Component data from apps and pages
══════════════════════════════

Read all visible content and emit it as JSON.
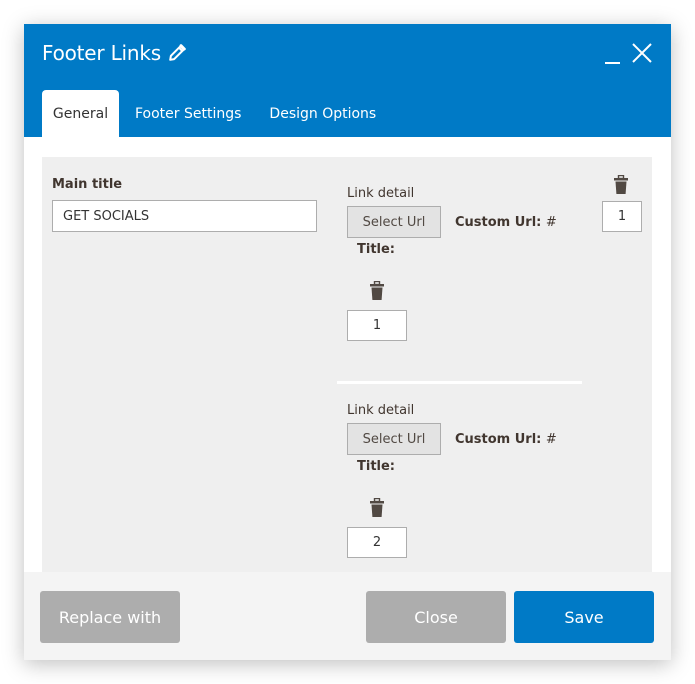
{
  "modal": {
    "title": "Footer Links",
    "title_icon": "pencil-icon",
    "controls": {
      "minimize_icon": "minimize-icon",
      "close_icon": "close-icon"
    }
  },
  "tabs": [
    {
      "label": "General",
      "active": true
    },
    {
      "label": "Footer Settings",
      "active": false
    },
    {
      "label": "Design Options",
      "active": false
    }
  ],
  "general": {
    "main_title_label": "Main title",
    "main_title_value": "GET SOCIALS",
    "group_order_value": "1",
    "links": [
      {
        "label": "Link detail",
        "select_url_label": "Select Url",
        "custom_url_label": "Custom Url:",
        "custom_url_value": "#",
        "title_label": "Title:",
        "order_value": "1"
      },
      {
        "label": "Link detail",
        "select_url_label": "Select Url",
        "custom_url_label": "Custom Url:",
        "custom_url_value": "#",
        "title_label": "Title:",
        "order_value": "2"
      }
    ]
  },
  "footer": {
    "replace_label": "Replace with",
    "close_label": "Close",
    "save_label": "Save"
  },
  "colors": {
    "primary": "#007ac6",
    "secondary_button": "#adadad",
    "panel_bg": "#efefef",
    "label_text": "#41362f"
  }
}
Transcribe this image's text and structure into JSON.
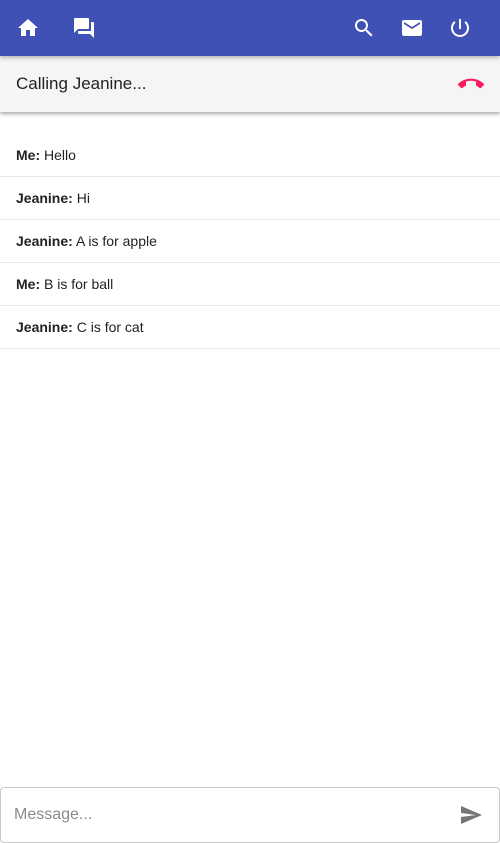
{
  "toolbar": {
    "background": "#3f51b5",
    "left_icons": [
      "home-icon",
      "forum-icon"
    ],
    "right_icons": [
      "search-icon",
      "mail-icon",
      "power-icon"
    ]
  },
  "call": {
    "status": "Calling Jeanine...",
    "hangup_icon": "call-end-icon",
    "hangup_color": "#ff1a5e"
  },
  "messages": [
    {
      "sender": "Me:",
      "text": "Hello"
    },
    {
      "sender": "Jeanine:",
      "text": "Hi"
    },
    {
      "sender": "Jeanine:",
      "text": "A is for apple"
    },
    {
      "sender": "Me:",
      "text": "B is for ball"
    },
    {
      "sender": "Jeanine:",
      "text": "C is for cat"
    }
  ],
  "composer": {
    "value": "",
    "placeholder": "Message...",
    "send_icon": "send-icon"
  }
}
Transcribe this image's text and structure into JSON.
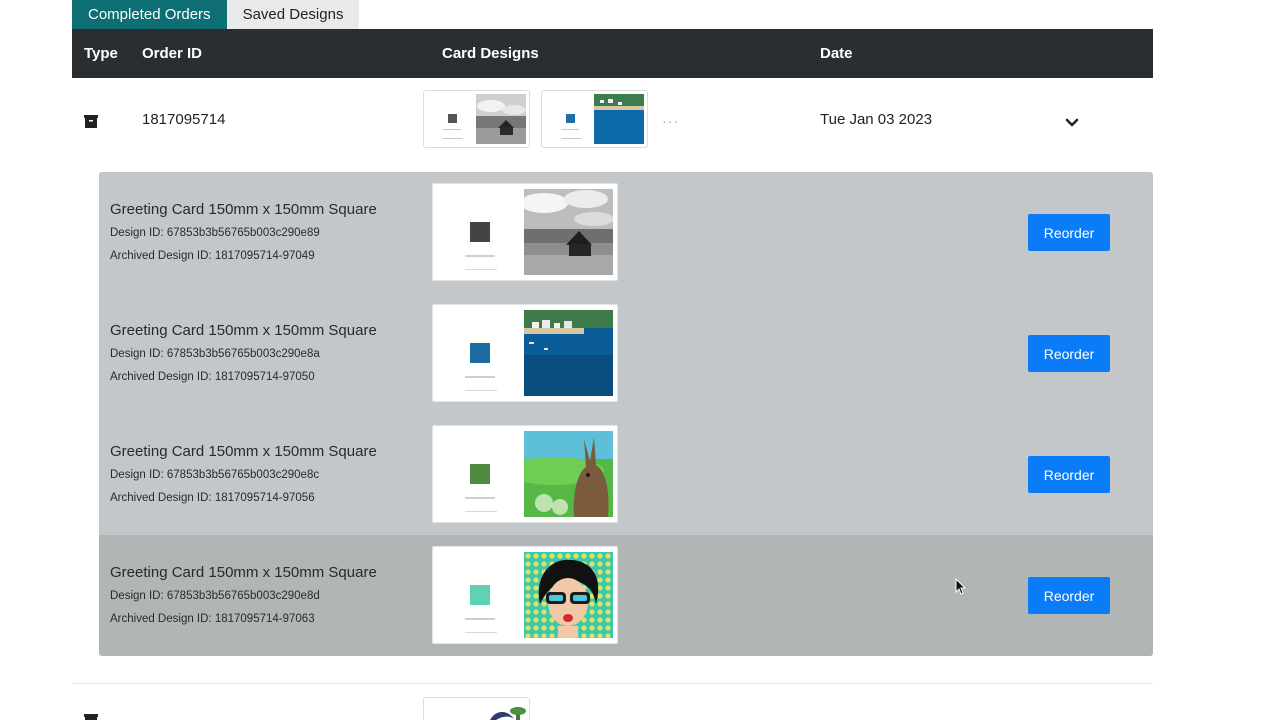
{
  "tabs": [
    {
      "label": "Completed Orders",
      "active": true
    },
    {
      "label": "Saved Designs",
      "active": false
    }
  ],
  "table_header": {
    "type": "Type",
    "order_id": "Order ID",
    "card_designs": "Card Designs",
    "date": "Date"
  },
  "order": {
    "type_icon": "archive-box-icon",
    "order_id": "1817095714",
    "date": "Tue Jan 03 2023",
    "more_indicator": "···",
    "expand_icon": "chevron-down-icon"
  },
  "items": [
    {
      "title": "Greeting Card 150mm x 150mm Square",
      "design_id": "Design ID: 67853b3b56765b003c290e89",
      "archived_id": "Archived Design ID: 1817095714-97049",
      "image": "black-and-white-barn-landscape",
      "reorder_label": "Reorder"
    },
    {
      "title": "Greeting Card 150mm x 150mm Square",
      "design_id": "Design ID: 67853b3b56765b003c290e8a",
      "archived_id": "Archived Design ID: 1817095714-97050",
      "image": "coastal-village-sea",
      "reorder_label": "Reorder"
    },
    {
      "title": "Greeting Card 150mm x 150mm Square",
      "design_id": "Design ID: 67853b3b56765b003c290e8c",
      "archived_id": "Archived Design ID: 1817095714-97056",
      "image": "hare-green-field",
      "reorder_label": "Reorder"
    },
    {
      "title": "Greeting Card 150mm x 150mm Square",
      "design_id": "Design ID: 67853b3b56765b003c290e8d",
      "archived_id": "Archived Design ID: 1817095714-97063",
      "image": "pop-art-woman-sunglasses",
      "reorder_label": "Reorder"
    }
  ],
  "colors": {
    "tab_active": "#0d6e73",
    "header_bg": "#2b2e31",
    "expanded_bg": "#c3c7ca",
    "reorder_button": "#0a7cf7"
  }
}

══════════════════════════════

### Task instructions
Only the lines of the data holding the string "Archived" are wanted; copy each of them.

### Response to the task
      "archived_id": "Archived Design ID: 1817095714-97049",
      "archived_id": "Archived Design ID: 1817095714-97050",
      "archived_id": "Archived Design ID: 1817095714-97056",
      "archived_id": "Archived Design ID: 1817095714-97063",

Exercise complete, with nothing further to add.